The Diary of a Young Girl is a book that shouldn’t exist. Anne Frank’s crushingly candid account of the years her family spent hiding from the Nazis in an attic, inscribed in a journal with a lock on it, might never have been published if its author hadn’t died in Bergen-Belsen before her 16th birthday. But the book—which has been translated into 70 languages, with more than 30 million copies sold around the world—is also a miracle, a document that places the incalculable atrocity of the Holocaust in terms comprehensible to children even younger than Frank was while she was writing it. In the decades since its first publication in 1947, the diary has inspired innumerable derivative works, drawn travelers from around the globe to the Anne Frank House and influenced generations of humanitarian heroes. “What is done cannot be undone, but one can prevent it happening again,” Frank wrote. To that end, no writer’s words have had a more profound impact. —Judy Berman

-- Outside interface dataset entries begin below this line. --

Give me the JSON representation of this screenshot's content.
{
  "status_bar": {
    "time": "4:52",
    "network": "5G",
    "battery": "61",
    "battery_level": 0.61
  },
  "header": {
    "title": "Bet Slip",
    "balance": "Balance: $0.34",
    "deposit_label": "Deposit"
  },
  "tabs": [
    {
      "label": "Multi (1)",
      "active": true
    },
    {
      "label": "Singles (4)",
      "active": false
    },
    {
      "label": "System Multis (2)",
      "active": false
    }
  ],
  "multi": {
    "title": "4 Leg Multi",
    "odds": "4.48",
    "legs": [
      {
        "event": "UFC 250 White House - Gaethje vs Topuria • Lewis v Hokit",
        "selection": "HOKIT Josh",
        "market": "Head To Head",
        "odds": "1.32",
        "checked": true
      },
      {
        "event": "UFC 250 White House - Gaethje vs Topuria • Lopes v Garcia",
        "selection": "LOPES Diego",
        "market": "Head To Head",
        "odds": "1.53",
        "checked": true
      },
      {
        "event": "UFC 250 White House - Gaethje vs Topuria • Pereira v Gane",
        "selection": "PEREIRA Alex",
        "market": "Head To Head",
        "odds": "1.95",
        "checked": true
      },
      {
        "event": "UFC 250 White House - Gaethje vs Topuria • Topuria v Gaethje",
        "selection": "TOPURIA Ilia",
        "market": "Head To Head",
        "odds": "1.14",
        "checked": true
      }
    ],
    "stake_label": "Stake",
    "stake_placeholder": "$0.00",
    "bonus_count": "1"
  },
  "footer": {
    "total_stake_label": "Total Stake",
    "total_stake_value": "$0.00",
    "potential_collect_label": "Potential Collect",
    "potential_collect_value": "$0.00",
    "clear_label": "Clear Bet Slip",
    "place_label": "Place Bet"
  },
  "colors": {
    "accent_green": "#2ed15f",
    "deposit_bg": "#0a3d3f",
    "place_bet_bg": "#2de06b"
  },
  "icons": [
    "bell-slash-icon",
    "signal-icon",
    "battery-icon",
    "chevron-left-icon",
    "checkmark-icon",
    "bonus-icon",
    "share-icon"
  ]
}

Buy Now: Anne Frank: The Diary of a Young Girl on Bookshop | Amazon

More Must-Reads from TIME

Contact us at